• [The task]
A bare number is the expected answer: the count of lines in the data holding "icon".

[Data about app and page elements]
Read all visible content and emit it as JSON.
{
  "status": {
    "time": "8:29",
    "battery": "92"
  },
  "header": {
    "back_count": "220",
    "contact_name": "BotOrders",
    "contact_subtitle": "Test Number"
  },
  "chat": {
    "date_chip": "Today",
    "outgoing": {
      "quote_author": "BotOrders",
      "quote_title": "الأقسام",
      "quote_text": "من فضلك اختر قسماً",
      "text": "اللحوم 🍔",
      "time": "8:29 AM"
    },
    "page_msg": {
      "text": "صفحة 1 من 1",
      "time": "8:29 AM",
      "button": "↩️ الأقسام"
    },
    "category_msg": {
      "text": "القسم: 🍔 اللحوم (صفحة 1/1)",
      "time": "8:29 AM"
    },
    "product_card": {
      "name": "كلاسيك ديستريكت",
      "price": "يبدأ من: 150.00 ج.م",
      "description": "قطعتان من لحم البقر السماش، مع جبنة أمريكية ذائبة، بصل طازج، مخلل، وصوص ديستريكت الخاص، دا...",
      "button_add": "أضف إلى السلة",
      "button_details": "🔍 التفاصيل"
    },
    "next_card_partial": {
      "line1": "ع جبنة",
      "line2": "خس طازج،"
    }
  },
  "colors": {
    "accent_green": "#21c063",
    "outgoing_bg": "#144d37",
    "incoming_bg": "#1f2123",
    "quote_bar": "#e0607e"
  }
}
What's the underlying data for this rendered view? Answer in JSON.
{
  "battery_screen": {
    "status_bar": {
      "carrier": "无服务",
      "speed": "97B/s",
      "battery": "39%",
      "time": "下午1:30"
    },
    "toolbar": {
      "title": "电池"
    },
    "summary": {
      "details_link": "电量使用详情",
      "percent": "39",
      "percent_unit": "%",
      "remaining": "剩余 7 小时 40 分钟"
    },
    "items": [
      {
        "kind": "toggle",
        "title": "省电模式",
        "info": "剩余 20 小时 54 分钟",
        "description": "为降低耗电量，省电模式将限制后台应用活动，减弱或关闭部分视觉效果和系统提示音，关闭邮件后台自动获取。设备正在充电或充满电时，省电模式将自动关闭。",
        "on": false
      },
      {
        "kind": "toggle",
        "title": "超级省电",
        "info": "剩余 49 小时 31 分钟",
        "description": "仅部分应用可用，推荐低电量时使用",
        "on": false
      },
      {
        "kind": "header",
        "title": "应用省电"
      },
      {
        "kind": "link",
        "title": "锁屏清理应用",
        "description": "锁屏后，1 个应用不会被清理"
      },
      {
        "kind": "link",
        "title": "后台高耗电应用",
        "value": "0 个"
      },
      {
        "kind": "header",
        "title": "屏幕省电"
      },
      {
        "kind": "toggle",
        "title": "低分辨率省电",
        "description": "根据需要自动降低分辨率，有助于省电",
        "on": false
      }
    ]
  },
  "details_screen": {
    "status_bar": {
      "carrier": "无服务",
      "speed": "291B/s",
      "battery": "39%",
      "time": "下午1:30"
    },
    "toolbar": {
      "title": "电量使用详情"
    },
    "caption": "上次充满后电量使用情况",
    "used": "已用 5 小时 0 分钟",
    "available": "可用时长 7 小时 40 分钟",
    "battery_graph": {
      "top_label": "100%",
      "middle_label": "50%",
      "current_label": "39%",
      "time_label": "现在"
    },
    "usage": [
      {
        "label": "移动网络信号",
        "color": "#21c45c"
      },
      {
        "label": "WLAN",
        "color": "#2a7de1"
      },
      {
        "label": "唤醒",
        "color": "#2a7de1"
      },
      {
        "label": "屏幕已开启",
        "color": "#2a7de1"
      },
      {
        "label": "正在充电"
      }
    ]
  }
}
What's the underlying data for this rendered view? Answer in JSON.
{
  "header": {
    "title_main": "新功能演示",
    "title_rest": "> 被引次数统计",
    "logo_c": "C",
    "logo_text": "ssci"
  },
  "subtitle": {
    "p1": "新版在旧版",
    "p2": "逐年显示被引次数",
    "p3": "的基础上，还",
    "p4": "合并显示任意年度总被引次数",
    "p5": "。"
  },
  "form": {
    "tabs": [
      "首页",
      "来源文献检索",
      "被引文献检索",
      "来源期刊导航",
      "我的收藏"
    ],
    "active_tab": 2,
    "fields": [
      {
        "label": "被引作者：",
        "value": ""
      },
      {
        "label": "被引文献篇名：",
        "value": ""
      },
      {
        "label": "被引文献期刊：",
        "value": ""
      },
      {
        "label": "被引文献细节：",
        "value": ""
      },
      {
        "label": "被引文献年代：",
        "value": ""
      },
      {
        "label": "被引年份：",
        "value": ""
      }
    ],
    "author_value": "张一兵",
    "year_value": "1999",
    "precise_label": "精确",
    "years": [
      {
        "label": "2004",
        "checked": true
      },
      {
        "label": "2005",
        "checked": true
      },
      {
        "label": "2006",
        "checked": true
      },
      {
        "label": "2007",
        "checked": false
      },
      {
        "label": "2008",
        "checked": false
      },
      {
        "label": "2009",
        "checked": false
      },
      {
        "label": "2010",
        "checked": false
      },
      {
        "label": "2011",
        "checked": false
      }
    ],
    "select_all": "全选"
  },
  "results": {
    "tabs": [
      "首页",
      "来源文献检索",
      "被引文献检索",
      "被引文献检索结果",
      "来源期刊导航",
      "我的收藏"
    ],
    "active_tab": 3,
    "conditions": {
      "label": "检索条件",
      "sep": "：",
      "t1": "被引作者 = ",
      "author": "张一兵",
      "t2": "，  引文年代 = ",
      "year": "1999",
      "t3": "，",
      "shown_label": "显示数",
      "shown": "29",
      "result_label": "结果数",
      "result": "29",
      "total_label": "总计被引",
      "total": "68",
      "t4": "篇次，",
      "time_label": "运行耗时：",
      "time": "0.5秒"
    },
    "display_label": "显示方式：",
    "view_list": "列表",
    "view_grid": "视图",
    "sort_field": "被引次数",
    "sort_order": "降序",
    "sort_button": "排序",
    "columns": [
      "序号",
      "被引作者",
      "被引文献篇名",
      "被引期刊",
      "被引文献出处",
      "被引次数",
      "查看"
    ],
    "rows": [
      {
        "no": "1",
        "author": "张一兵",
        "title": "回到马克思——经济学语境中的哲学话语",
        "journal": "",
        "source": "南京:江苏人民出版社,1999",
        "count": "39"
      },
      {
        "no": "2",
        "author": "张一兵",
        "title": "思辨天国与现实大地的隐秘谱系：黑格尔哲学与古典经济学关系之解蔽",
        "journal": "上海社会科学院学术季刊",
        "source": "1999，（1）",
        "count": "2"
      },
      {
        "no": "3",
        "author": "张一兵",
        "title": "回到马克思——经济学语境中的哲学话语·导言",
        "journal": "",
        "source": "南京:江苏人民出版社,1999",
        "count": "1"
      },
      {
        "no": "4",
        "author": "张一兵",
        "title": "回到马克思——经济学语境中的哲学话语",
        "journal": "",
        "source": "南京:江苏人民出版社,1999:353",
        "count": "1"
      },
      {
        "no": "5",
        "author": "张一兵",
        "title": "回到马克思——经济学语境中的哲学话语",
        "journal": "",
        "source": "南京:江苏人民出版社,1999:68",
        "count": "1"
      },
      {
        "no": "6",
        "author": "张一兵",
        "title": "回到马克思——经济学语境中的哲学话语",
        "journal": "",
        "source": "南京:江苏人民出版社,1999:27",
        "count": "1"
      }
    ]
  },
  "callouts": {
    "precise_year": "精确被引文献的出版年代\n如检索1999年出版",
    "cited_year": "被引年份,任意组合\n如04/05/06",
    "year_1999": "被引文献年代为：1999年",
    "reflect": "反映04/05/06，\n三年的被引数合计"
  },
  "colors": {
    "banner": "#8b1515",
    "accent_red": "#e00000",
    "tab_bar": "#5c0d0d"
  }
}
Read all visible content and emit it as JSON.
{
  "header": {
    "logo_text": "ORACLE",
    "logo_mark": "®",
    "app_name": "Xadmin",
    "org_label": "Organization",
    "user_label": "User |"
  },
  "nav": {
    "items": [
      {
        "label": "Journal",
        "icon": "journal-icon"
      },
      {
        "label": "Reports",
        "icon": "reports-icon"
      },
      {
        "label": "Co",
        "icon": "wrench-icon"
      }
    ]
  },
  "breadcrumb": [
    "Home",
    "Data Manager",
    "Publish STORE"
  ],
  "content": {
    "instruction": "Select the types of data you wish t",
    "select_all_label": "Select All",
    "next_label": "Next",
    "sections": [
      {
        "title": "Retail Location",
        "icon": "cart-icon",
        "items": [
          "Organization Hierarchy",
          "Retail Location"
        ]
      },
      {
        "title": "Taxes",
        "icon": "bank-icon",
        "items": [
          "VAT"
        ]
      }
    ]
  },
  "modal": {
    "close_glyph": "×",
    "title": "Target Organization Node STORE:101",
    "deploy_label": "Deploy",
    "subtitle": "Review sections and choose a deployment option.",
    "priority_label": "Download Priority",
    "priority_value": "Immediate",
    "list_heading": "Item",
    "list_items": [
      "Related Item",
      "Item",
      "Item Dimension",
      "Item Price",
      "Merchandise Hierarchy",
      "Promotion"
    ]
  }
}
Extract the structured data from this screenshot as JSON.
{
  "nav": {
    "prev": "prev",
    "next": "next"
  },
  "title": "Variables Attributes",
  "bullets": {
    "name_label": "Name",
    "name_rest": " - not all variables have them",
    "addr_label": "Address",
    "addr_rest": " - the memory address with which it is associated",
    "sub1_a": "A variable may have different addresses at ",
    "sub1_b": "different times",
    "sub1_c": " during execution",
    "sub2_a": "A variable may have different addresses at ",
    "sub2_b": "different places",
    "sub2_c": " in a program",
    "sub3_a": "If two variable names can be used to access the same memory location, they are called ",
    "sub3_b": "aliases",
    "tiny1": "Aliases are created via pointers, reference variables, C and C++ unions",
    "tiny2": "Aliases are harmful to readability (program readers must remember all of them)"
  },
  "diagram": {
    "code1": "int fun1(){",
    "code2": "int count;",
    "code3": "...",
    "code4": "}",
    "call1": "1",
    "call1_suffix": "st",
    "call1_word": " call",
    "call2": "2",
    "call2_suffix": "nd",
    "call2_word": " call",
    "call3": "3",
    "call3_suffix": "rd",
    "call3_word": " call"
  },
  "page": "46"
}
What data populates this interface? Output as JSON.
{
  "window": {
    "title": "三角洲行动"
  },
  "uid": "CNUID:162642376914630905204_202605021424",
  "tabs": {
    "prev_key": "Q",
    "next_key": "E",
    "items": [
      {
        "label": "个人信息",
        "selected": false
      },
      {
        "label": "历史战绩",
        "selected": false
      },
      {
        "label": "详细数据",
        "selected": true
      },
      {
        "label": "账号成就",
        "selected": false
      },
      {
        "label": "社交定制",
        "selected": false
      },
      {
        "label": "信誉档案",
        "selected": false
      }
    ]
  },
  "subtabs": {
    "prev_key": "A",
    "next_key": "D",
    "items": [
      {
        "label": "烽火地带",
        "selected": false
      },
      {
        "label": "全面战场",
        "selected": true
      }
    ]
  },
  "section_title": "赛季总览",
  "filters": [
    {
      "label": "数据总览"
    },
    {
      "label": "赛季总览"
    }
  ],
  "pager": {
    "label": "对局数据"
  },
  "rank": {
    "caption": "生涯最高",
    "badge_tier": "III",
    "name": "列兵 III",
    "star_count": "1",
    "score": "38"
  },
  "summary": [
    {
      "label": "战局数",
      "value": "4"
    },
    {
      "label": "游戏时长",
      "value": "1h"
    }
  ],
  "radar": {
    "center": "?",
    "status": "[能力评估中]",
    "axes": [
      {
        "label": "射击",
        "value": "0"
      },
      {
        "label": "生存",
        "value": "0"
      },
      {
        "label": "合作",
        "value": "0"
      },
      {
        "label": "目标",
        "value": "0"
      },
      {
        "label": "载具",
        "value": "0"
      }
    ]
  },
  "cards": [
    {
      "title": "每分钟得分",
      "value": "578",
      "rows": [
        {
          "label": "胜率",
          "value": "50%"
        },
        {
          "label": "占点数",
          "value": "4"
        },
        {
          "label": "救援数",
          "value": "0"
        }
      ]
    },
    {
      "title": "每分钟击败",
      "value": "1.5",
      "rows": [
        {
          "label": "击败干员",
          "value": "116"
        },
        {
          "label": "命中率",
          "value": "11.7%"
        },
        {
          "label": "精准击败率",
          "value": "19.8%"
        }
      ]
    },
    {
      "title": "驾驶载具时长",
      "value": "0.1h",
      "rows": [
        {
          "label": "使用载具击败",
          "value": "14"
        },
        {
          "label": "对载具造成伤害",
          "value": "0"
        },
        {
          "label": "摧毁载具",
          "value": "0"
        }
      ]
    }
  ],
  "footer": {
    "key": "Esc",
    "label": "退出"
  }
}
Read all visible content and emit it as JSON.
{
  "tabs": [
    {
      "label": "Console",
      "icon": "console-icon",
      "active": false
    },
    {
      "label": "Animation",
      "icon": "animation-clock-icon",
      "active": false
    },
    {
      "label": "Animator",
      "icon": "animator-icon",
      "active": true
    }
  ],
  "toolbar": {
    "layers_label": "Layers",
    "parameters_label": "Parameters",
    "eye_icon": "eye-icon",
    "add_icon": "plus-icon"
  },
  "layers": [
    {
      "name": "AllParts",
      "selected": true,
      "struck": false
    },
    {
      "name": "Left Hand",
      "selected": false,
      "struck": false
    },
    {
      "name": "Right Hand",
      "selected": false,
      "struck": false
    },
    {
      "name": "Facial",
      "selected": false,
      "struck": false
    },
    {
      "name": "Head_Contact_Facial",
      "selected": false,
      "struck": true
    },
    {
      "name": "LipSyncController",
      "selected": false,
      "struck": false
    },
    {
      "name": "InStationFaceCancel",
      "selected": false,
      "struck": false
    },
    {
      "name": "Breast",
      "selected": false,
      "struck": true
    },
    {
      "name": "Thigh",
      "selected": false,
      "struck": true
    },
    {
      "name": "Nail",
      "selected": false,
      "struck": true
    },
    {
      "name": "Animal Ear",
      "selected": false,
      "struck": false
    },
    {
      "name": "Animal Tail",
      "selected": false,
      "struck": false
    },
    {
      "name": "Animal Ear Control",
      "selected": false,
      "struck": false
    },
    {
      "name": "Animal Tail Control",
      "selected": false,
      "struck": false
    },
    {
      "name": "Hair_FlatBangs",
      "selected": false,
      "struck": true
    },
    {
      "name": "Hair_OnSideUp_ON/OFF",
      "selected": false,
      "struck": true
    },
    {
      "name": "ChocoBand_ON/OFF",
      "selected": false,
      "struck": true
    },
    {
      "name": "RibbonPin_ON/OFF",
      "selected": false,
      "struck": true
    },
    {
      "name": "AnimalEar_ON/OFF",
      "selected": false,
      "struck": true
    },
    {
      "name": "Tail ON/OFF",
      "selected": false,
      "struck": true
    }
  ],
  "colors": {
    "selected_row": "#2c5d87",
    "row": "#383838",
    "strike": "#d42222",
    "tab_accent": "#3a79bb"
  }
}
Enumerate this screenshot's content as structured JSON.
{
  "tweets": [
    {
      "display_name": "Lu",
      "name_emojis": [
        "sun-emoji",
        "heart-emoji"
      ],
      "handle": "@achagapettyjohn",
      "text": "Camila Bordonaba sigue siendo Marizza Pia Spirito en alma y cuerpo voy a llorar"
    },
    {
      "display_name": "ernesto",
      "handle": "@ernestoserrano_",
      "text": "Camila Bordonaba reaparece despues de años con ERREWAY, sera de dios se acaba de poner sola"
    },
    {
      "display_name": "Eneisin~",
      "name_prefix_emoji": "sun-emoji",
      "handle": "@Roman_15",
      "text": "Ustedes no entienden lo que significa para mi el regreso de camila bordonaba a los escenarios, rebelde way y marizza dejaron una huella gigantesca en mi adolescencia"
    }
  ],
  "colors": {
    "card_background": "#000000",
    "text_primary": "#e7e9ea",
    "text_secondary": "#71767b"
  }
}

• [Worked solution]
10